American telco giant AT&T doesn’t want to charge femtocell users twice for the same data, but exempting its customers from the second bill could fall foul of US Network Neutrality, says the Public Knowledge blog, which has demanded an FCC investigation into "data cap abuse".
Femtocells are tiny base stations which route cellular connections over domestic broadband to extend coverage, but that generally results in customers paying twice for the data: once to their cellular network and once to their broadband provider, so AT&T decided that customers buying both services from AT&T should only be charged once, which is where Net Neutrality kicks in.
The problem is that if you have a femtocell from Verizon or Sprint then you do have to pay twice for the bandwidth, and that's not neutral - which is why Public Knowledge is calling for an FCC investigation.
It's not that customers actually pay for the bandwidth directly, it's just deducted from your monthly cap or not, which is effectively the same as paying for it. This means data used by an AT&T femtocell on AT&T's U-Verse broadband is only deducted from the cellular cap and not from the fixed-line cap, as would normally be the case.
Back when femtocells were first proposed it was assumed that punters would refuse to pay twice, and that, combined with quality of service issues, would limit deployments to customers who got their fixed and mobile from the same supplier. But cheap broadband made customers less sensitive, while increased capacity made quality-of-service issues disappear, to the point where femtocell users pay so little they don't mind paying twice.

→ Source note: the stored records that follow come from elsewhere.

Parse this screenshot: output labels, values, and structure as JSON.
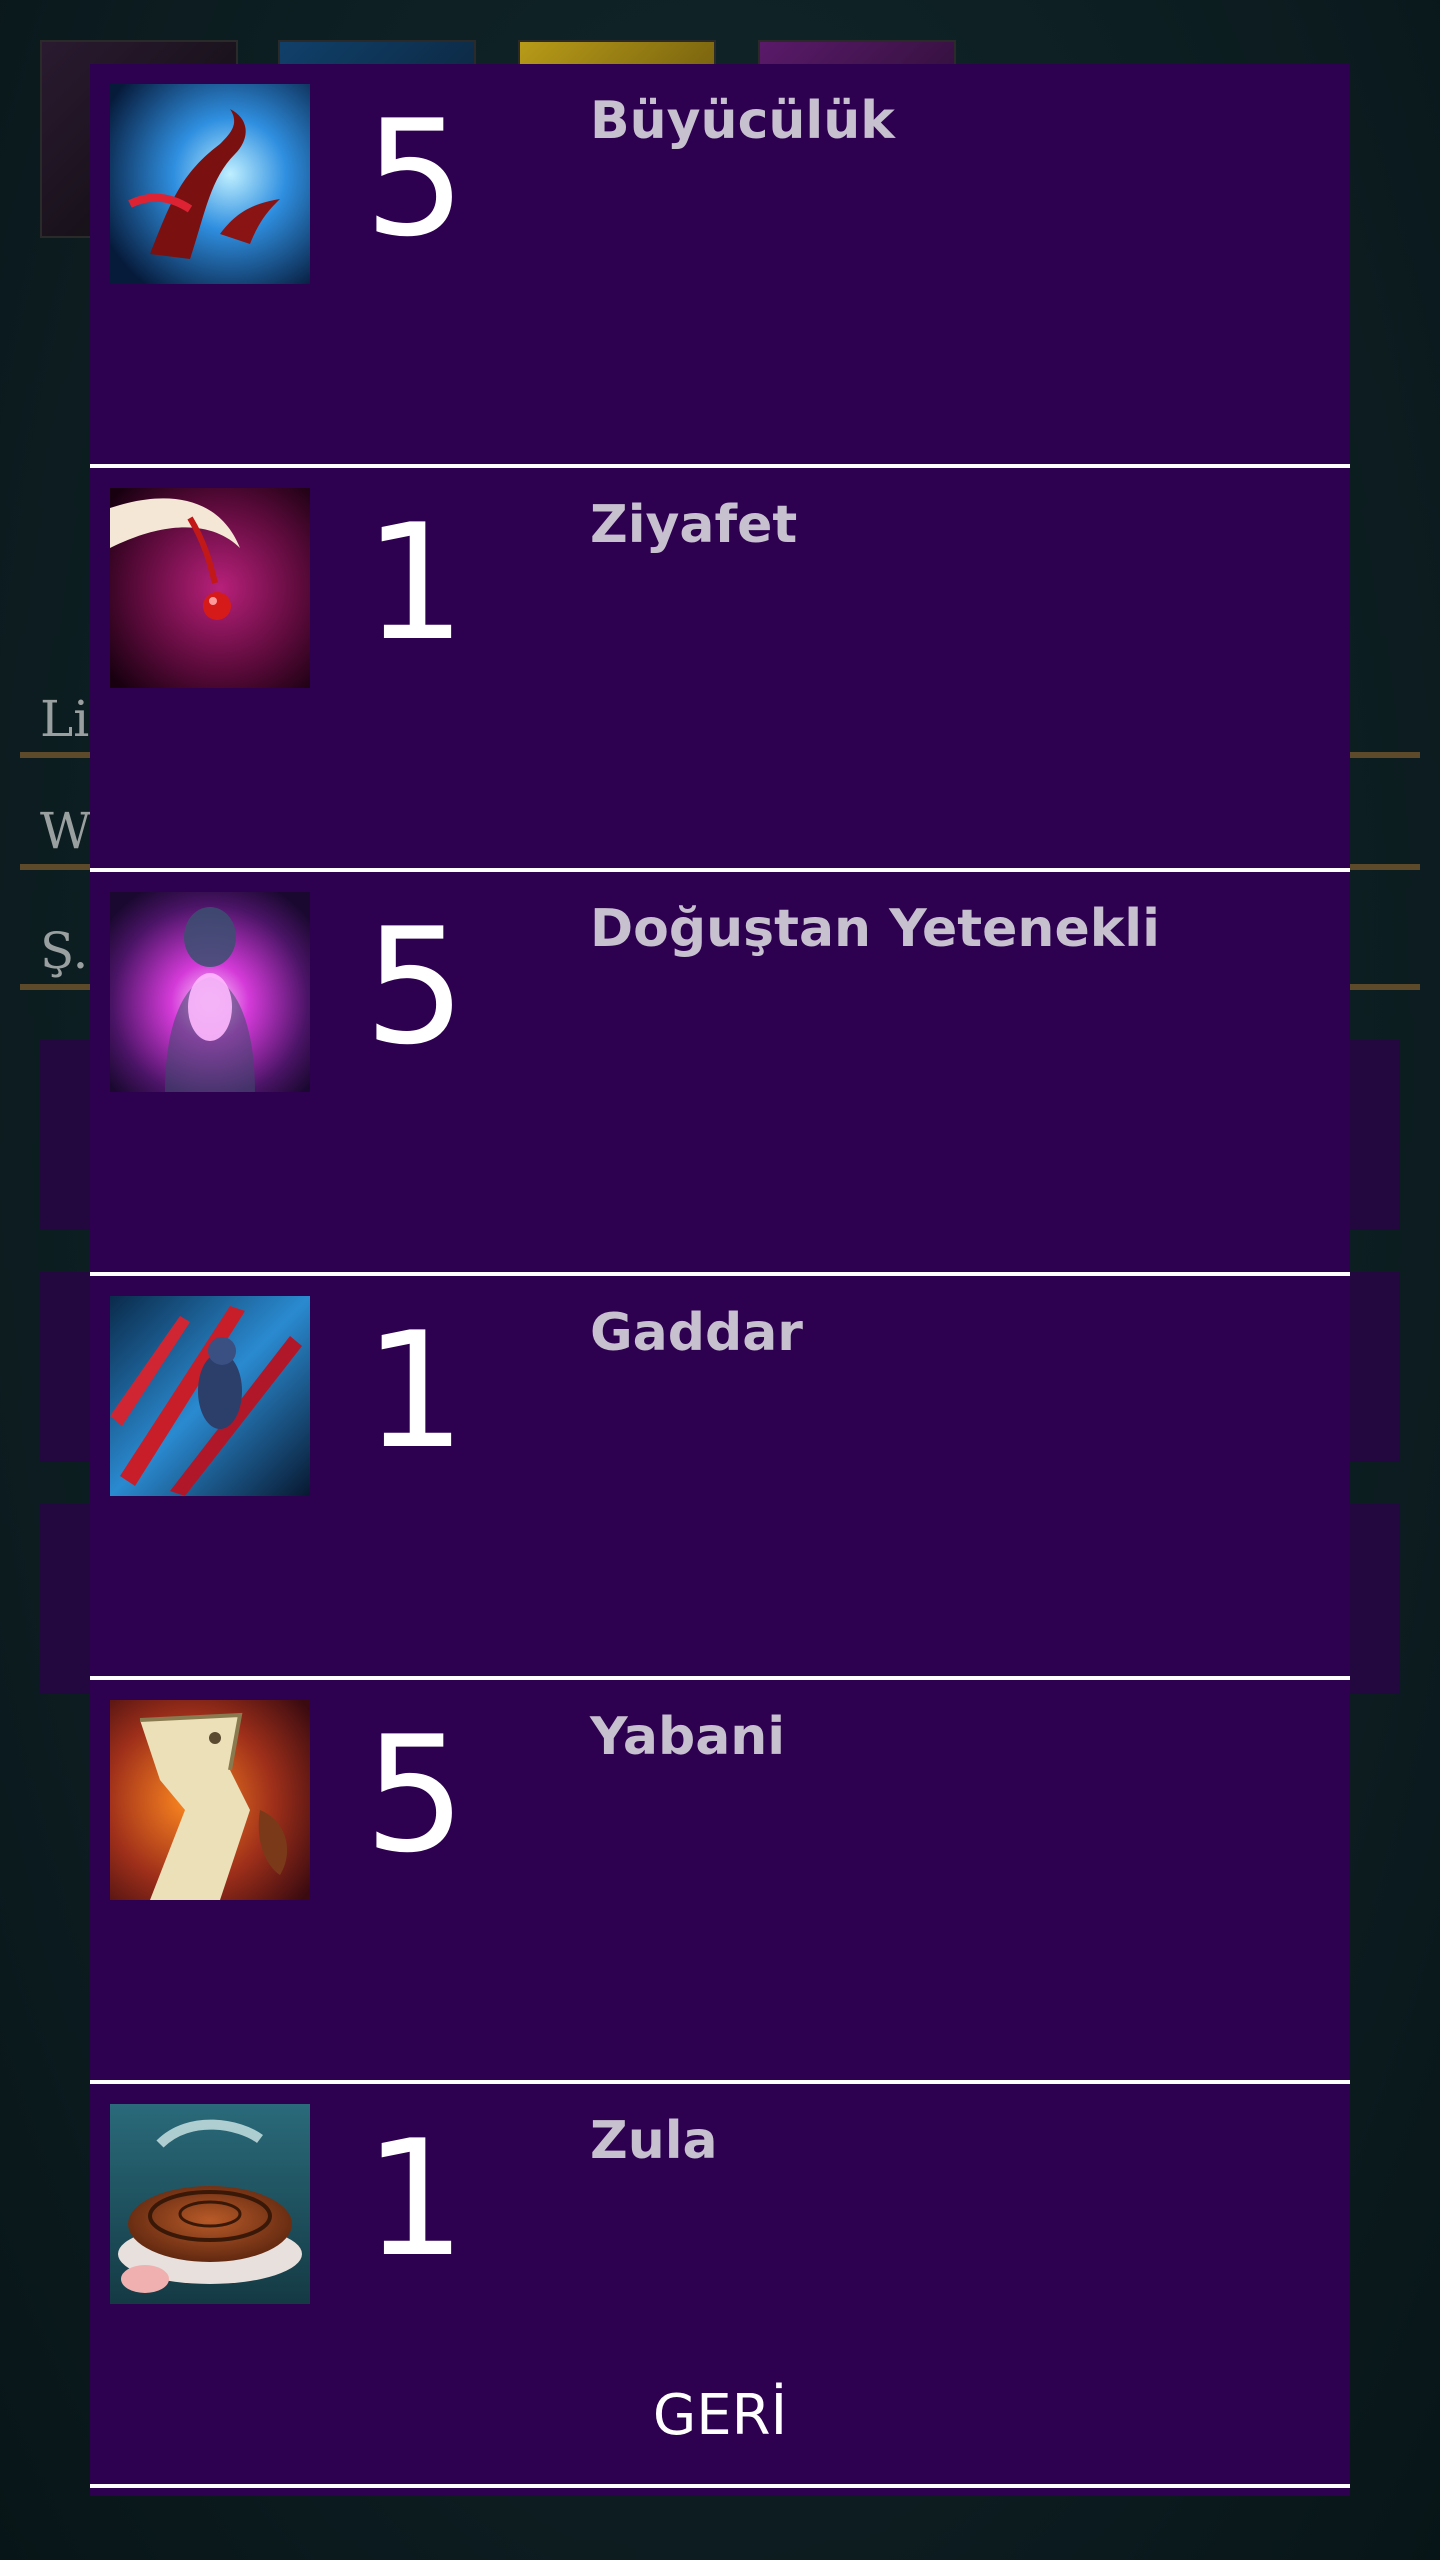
{
  "background_page": {
    "fields": [
      {
        "text": "Li"
      },
      {
        "text": "W"
      },
      {
        "text": "Ş."
      }
    ]
  },
  "dialog": {
    "traits": [
      {
        "count": "5",
        "name": "Büyücülük",
        "icon": "sorcery-icon"
      },
      {
        "count": "1",
        "name": "Ziyafet",
        "icon": "feast-icon"
      },
      {
        "count": "5",
        "name": "Doğuştan Yetenekli",
        "icon": "innate-talent-icon"
      },
      {
        "count": "1",
        "name": "Gaddar",
        "icon": "brutal-icon"
      },
      {
        "count": "5",
        "name": "Yabani",
        "icon": "savage-icon"
      },
      {
        "count": "1",
        "name": "Zula",
        "icon": "stash-icon"
      }
    ],
    "back_label": "GERİ"
  },
  "colors": {
    "dialog_background": "#2d0050",
    "divider": "#ffffff",
    "count_text": "#ffffff",
    "name_text": "#c7c0cf"
  }
}
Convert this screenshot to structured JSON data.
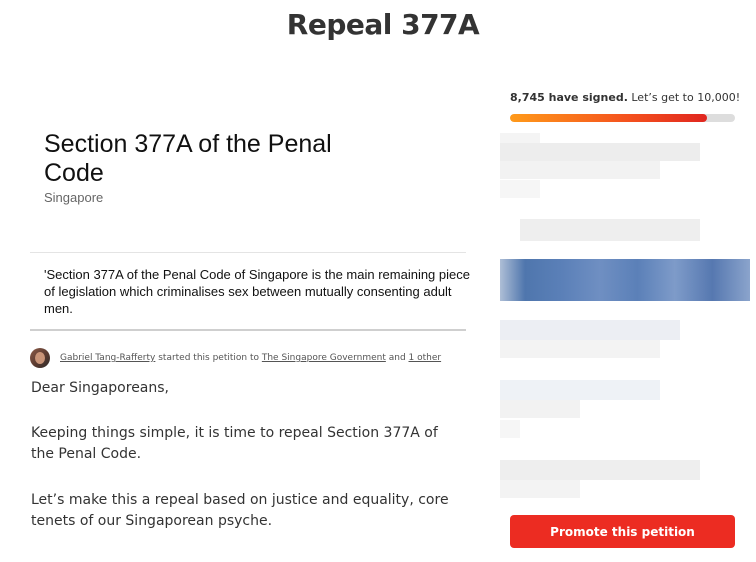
{
  "page": {
    "title": "Repeal 377A"
  },
  "card": {
    "title": "Section 377A of the Penal Code",
    "location": "Singapore",
    "excerpt": "'Section 377A of the Penal Code of Singapore is the main remaining piece of legislation which criminalises sex between mutually consenting adult men."
  },
  "starter": {
    "name": "Gabriel Tang-Rafferty",
    "middle_text": " started this petition to ",
    "target": "The Singapore Government",
    "and_text": " and ",
    "others": "1 other"
  },
  "body": {
    "paragraphs": [
      "Dear Singaporeans,",
      "Keeping things simple, it is time to repeal Section 377A of the Penal Code.",
      "Let’s make this a repeal based on justice and equality, core tenets of our Singaporean psyche."
    ]
  },
  "sidebar": {
    "signed_count": "8,745 have signed.",
    "goal_text": " Let’s get to 10,000!",
    "progress_fraction": 0.8745,
    "promote_label": "Promote this petition"
  },
  "colors": {
    "accent_red": "#ec2c22",
    "progress_start": "#ff9a1a",
    "progress_end": "#e0261f"
  }
}
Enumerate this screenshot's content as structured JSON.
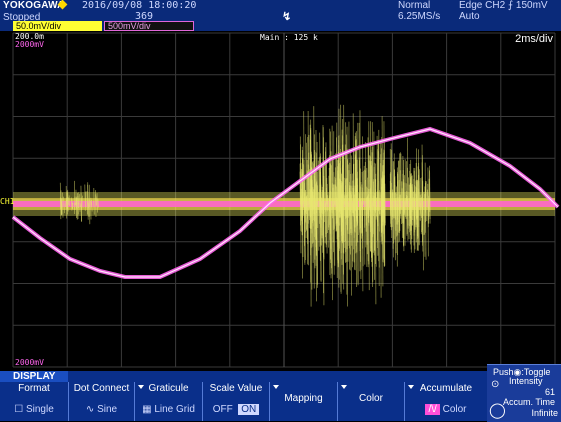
{
  "header": {
    "brand": "YOKOGAWA",
    "run_state": "Stopped",
    "date_time": "2016/09/08  18:00:20",
    "record_count": "369",
    "trigger_pos_marker": "↯",
    "acq_mode": "Normal",
    "sample_rate": "6.25MS/s",
    "trigger": "Edge CH2 ⨍ 150mV",
    "trigger_mode": "Auto",
    "ch1_scale": "50.0mV/div",
    "ch2_scale": "500mV/div"
  },
  "screen": {
    "ch1_top_value": "200.0m",
    "ch2_top_value": "2000mV",
    "ch2_bottom_value": "2000mV",
    "main_length": "Main : 125 k",
    "time_per_div": "2ms/div",
    "ch1_marker": "CH1"
  },
  "softkeys": {
    "menu_title": "DISPLAY",
    "keys": [
      {
        "label": "Format",
        "value": "Single",
        "has_arrow": false
      },
      {
        "label": "Dot Connect",
        "value": "Sine",
        "has_arrow": false
      },
      {
        "label": "Graticule",
        "value": "Line Grid",
        "has_arrow": true
      },
      {
        "label": "Scale Value",
        "value_off": "OFF",
        "value_on": "ON",
        "has_arrow": true
      },
      {
        "label": "Mapping",
        "value": "",
        "has_arrow": true
      },
      {
        "label": "Color",
        "value": "",
        "has_arrow": true
      },
      {
        "label": "Accumulate",
        "value": "Color",
        "has_arrow": true
      }
    ]
  },
  "knob_panel": {
    "push_label": "Push",
    "toggle_label": "Toggle",
    "intensity_label": "Intensity",
    "intensity_value": "61",
    "accum_label": "Accum. Time",
    "accum_value": "Infinite"
  },
  "colors": {
    "ch1": "#ffff33",
    "ch2": "#ff66ee",
    "bar_blue": "#0a2f8a",
    "grid": "#3a3a3a"
  }
}
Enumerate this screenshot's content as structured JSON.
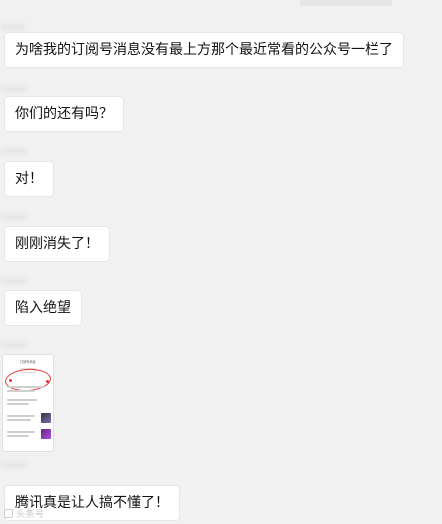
{
  "messages": [
    {
      "text": "为啥我的订阅号消息没有最上方那个最近常看的公众号一栏了"
    },
    {
      "text": "你们的还有吗？"
    },
    {
      "text": "对！"
    },
    {
      "text": "刚刚消失了！"
    },
    {
      "text": "陷入绝望"
    },
    {
      "text": "腾讯真是让人搞不懂了！"
    }
  ],
  "thumbnail": {
    "header_label": "订阅号消息"
  },
  "watermark": {
    "text": "头条号"
  },
  "colors": {
    "background": "#f1f1f1",
    "bubble": "#ffffff",
    "highlight_circle": "#e53935"
  }
}
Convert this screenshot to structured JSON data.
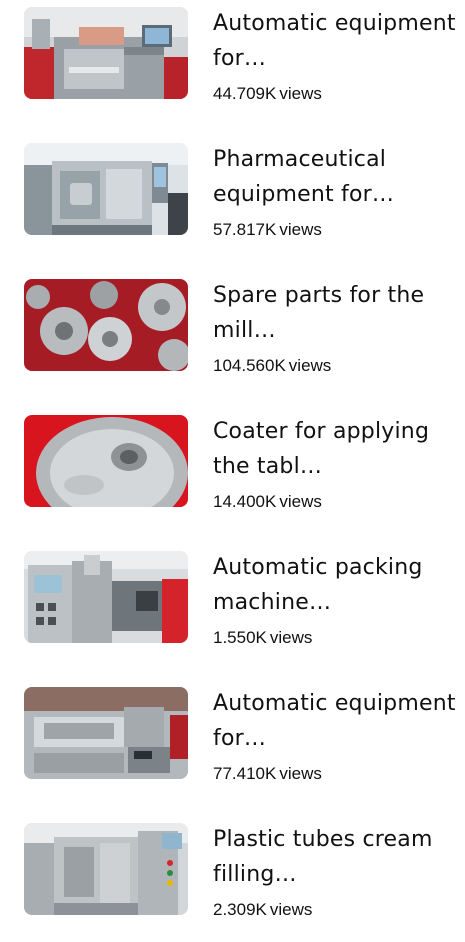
{
  "videos": [
    {
      "title": "Automatic equipment for…",
      "views": "44.709K",
      "views_unit": "views",
      "thumb": "packing-line"
    },
    {
      "title": "Pharmaceutical equipment for…",
      "views": "57.817K",
      "views_unit": "views",
      "thumb": "exhibition-machine"
    },
    {
      "title": "Spare parts for the mill…",
      "views": "104.560K",
      "views_unit": "views",
      "thumb": "gears"
    },
    {
      "title": "Coater for applying the tabl…",
      "views": "14.400K",
      "views_unit": "views",
      "thumb": "coater-drum"
    },
    {
      "title": "Automatic packing machine…",
      "views": "1.550K",
      "views_unit": "views",
      "thumb": "packing-machine"
    },
    {
      "title": "Automatic equipment for…",
      "views": "77.410K",
      "views_unit": "views",
      "thumb": "blister-machine"
    },
    {
      "title": "Plastic tubes cream filling…",
      "views": "2.309K",
      "views_unit": "views",
      "thumb": "tube-filler"
    }
  ]
}
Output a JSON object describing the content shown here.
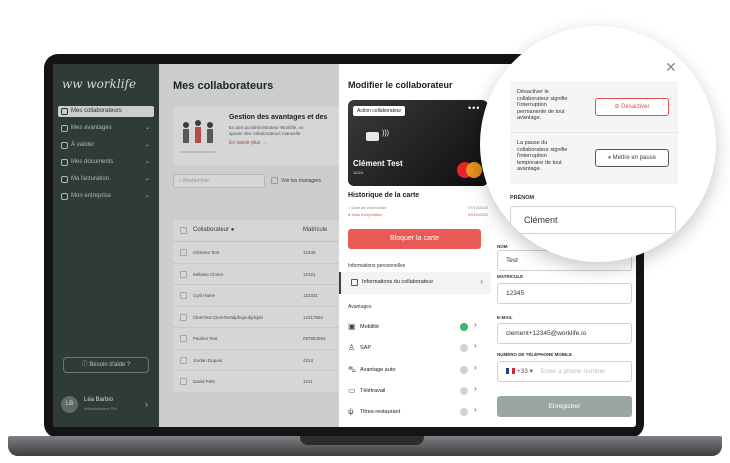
{
  "sidebar": {
    "logo": "worklife",
    "items": [
      {
        "label": "Mes collaborateurs",
        "icon": "people-icon"
      },
      {
        "label": "Mes avantages",
        "icon": "grid-icon"
      },
      {
        "label": "À valider",
        "icon": "check-icon"
      },
      {
        "label": "Mes documents",
        "icon": "folder-icon"
      },
      {
        "label": "Ma facturation",
        "icon": "invoice-icon"
      },
      {
        "label": "Mon entreprise",
        "icon": "building-icon"
      }
    ],
    "help": "Besoin d'aide ?",
    "user": {
      "initials": "LB",
      "name": "Léa Barbio",
      "role": "Administrateur RH"
    }
  },
  "main": {
    "title": "Mes collaborateurs",
    "banner": {
      "title": "Gestion des avantages et des",
      "text1": "En tant qu'administrateur Worklife, vo",
      "text2": "ajouter des collaborateurs manuelle",
      "link": "En savoir plus →"
    },
    "search_placeholder": "Rechercher",
    "managers_label": "Voir les managers",
    "columns": [
      "Collaborateur",
      "Matricule"
    ],
    "rows": [
      {
        "name": "Clément Test",
        "id": "12345"
      },
      {
        "name": "Mélanie Clonet",
        "id": "12321"
      },
      {
        "name": "Cyril Haine",
        "id": "122331"
      },
      {
        "name": "ClemTest ClemTestalphajouhjdsjdn",
        "id": "12317682"
      },
      {
        "name": "Pauline Test",
        "id": "097654564"
      },
      {
        "name": "Jordan Dupuis",
        "id": "4313"
      },
      {
        "name": "David Petit",
        "id": "1211"
      }
    ]
  },
  "drawer": {
    "title": "Modifier le collaborateur",
    "card": {
      "tag": "Action collaborateur",
      "name": "Clément Test",
      "expiry": "12/24"
    },
    "history_title": "Historique de la carte",
    "history": [
      {
        "label": "Date de commande",
        "date": "07/10/2022",
        "color": "#8a8a8a"
      },
      {
        "label": "Date d'expédition",
        "date": "09/10/2022",
        "color": "#e0544f"
      }
    ],
    "block_button": "Bloquer la carte",
    "personal_label": "Informations personnelles",
    "personal_item": "Informations du collaborateur",
    "benefits_label": "Avantages",
    "benefits": [
      {
        "label": "Mobilité",
        "icon": "bus-icon",
        "active": true
      },
      {
        "label": "SAP",
        "icon": "person-icon",
        "active": false
      },
      {
        "label": "Avantage auto",
        "icon": "car-icon",
        "active": false
      },
      {
        "label": "Télétravail",
        "icon": "laptop-icon",
        "active": false
      },
      {
        "label": "Titres-restaurant",
        "icon": "fork-icon",
        "active": false
      }
    ]
  },
  "form": {
    "nom_label": "NOM",
    "nom_value": "Test",
    "matricule_label": "MATRICULE",
    "matricule_value": "12345",
    "email_label": "E-MAIL",
    "email_value": "clement+12345@worklife.io",
    "phone_label": "NUMÉRO DE TÉLÉPHONE MOBILE",
    "phone_code": "+33",
    "phone_placeholder": "Enter a phone number",
    "save": "Enregistrer"
  },
  "bubble": {
    "deactivate_text": "Désactiver le collaborateur signifie l'interruption permanente de tout avantage.",
    "deactivate_button": "Désactiver",
    "pause_text": "La pause du collaborateur signifie l'interruption temporaire de tout avantage.",
    "pause_button": "Mettre en pause",
    "prenom_label": "PRÉNOM",
    "prenom_value": "Clément"
  }
}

But the amount of money isn't relevant to Net Neutrality, which requires packets to be treated equally and is a matter of principle, and - at least in the USA - a matter of law, as Public Knowledge points out. ®